- The Index of Economic Freedom ranks countries based on score ranging 0 to 100, with 0 being the least free and 100 the most free
- The score is based on ten factors of economic freedom, separated into four categories, using statistics from international organizations like World Bank, IMF, Economist Intelligence Unit and Transparency International.
- Based on the score, countries are grouped in 5 different categories, Free (80–100), Mostly Free (70.0–79.9), Moderately Free (60.0–69.9), Mostly Unfree (50.0–59.9) and Repressed (0–49.9).
Key Highlights of 2017 Economic Freedom Index
- Top 5 countries in this edition of index are Hong Kong (1st), Singapore (2nd) and New Zealand (3rd), Switzerland (4th) and Austria (5th).
- India with 52.6 points score was ranked 143rd. It was placed in the category of “Mostly Unfree” Economies (points ranging from 50.0-59.9).
- India’s neighbours, Nepal (125th), Sri Lanka (112th), Pakistan (141st), Bhutan (107th), and Bangladesh (128th) have surpassed India.
- Only Afghanistan (163rd) and Maldives (157th) were ranked below India.
- China with a score of 57.4 points ranked 111th which is 5.4 points above 2016 score.
- United States was ranked 17th with a score of 75.1 points.
- The world average score was 60.9, highest recorded in the 23-year history of the index.
- 49 countries majority of developing countries and also Norway and Sweden have achieved their highest-ever index scores.
Why India performed low:
- India’s progress on market-oriented reforms has been uneven. India has combination of advance technology and manufacturing sectors of developed world as well as traditional sectors, characteristic of a lesser developed economy.
- Extreme wealth and poverty coexist in India as it both modernises rapidly and struggles to find paths to inclusive development for its large population. I
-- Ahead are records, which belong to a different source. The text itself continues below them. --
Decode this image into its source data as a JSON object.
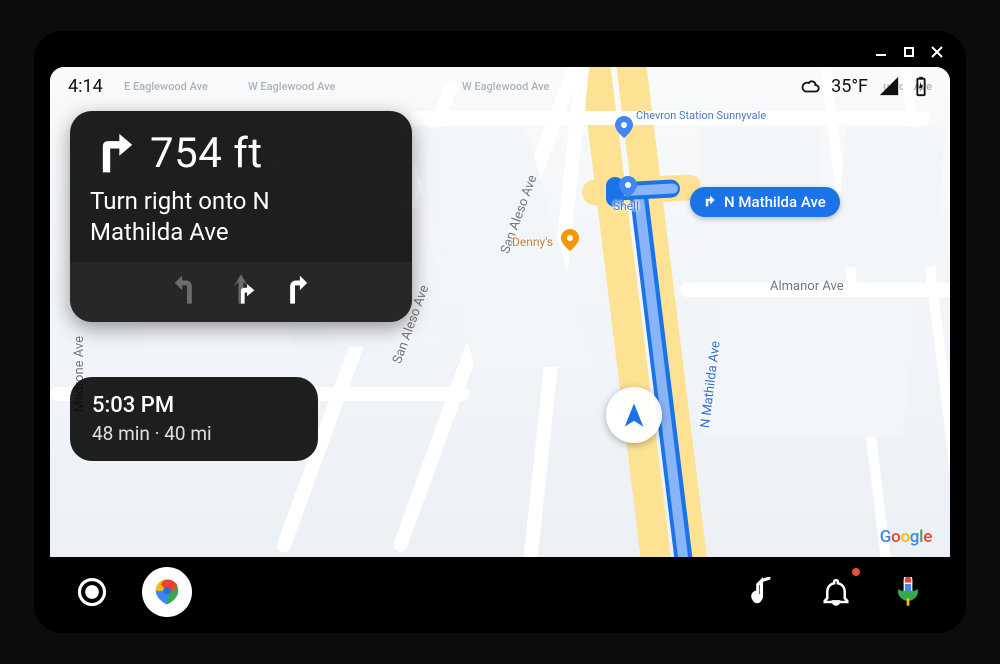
{
  "status_bar": {
    "time": "4:14",
    "temperature": "35°F"
  },
  "turn_card": {
    "distance": "754 ft",
    "instruction_line1": "Turn right onto N",
    "instruction_line2": "Mathilda Ave"
  },
  "trip_card": {
    "eta": "5:03 PM",
    "duration": "48 min",
    "distance": "40 mi",
    "separator": " · "
  },
  "map": {
    "street_sign": "N Mathilda Ave",
    "top_streets": {
      "e_eaglewood": "E Eaglewood Ave",
      "w_eaglewood": "W Eaglewood Ave",
      "w_eaglewood2": "W Eaglewood Ave",
      "ueros": "ueros Ave"
    },
    "road_labels": {
      "madrone": "Madrone Ave",
      "san_aleso": "San Aleso Ave",
      "san_aleso2": "San Aleso Ave",
      "almanor": "Almanor Ave",
      "n_mathilda": "N Mathilda Ave"
    },
    "pois": {
      "chevron": "Chevron Station Sunnyvale",
      "shell": "Shell",
      "dennys": "Denny's"
    },
    "watermark": {
      "g": "G",
      "o1": "o",
      "o2": "o",
      "g2": "g",
      "l": "l",
      "e": "e"
    }
  }
}
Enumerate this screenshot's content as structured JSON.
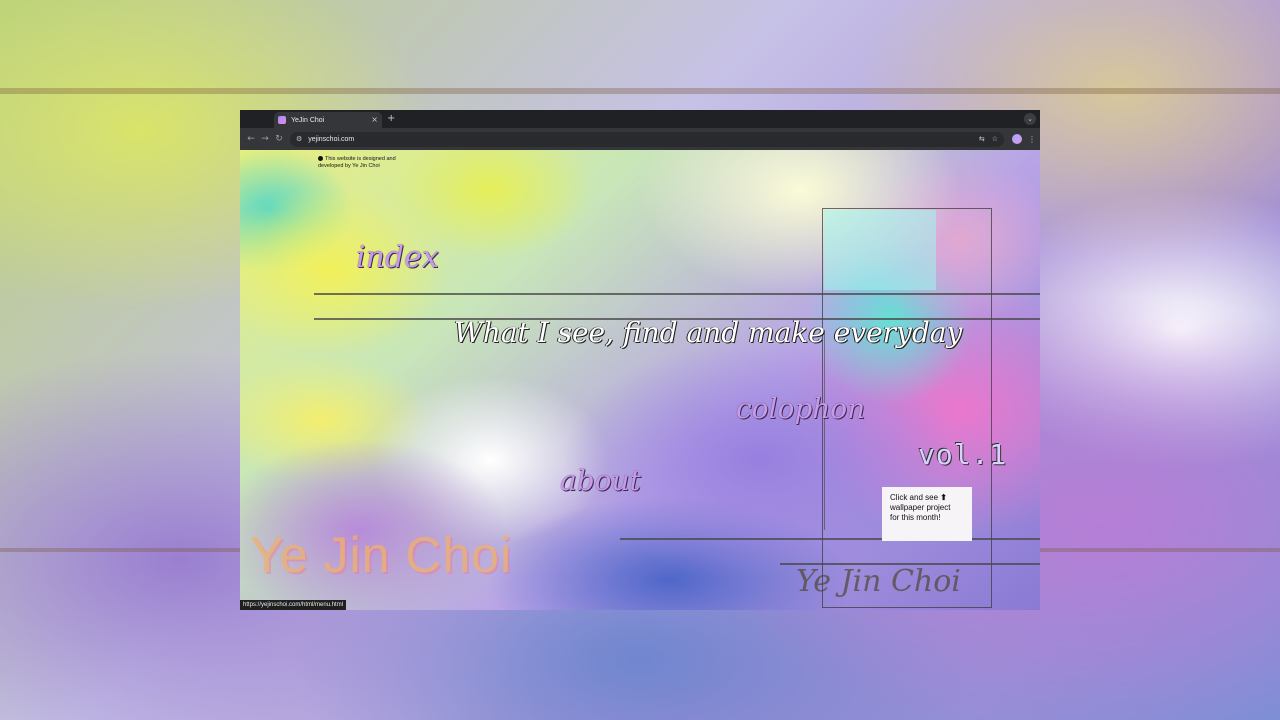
{
  "browser": {
    "tab": {
      "title": "YeJin Choi",
      "close_icon": "×"
    },
    "new_tab_icon": "+",
    "tab_search_icon": "⌄",
    "nav": {
      "back": "←",
      "forward": "→",
      "reload": "↻"
    },
    "url": "yejinschoi.com",
    "site_info_icon": "⚙",
    "translate_icon": "⇆",
    "bookmark_icon": "☆",
    "menu_icon": "⋮",
    "status_url": "https://yejinschoi.com/html/menu.html"
  },
  "page": {
    "credit": "This website is designed and developed by Ye Jin Choi",
    "menu": {
      "index": "index",
      "colophon": "colophon",
      "about": "about"
    },
    "tagline": "What I see, find and make everyday",
    "volume": "vol.1",
    "wallpaper_note": {
      "line1": "Click and see",
      "arrow": "⬆",
      "line2": "wallpaper project",
      "line3": "for this month!"
    },
    "big_name": "Ye Jin Choi",
    "scribble": "Ye Jin Choi",
    "colors": {
      "menu_link": "#c99ae7",
      "tagline": "#ffffff",
      "chrome_dark": "#202124",
      "chrome_toolbar": "#35363a"
    }
  }
}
- India is a significant force in world trade, but underdeveloped infrastructure, corruption and poor management of public finance undermines its overall development. PM has strengthened India’s bilateral ties with US particularly in defence cooperation.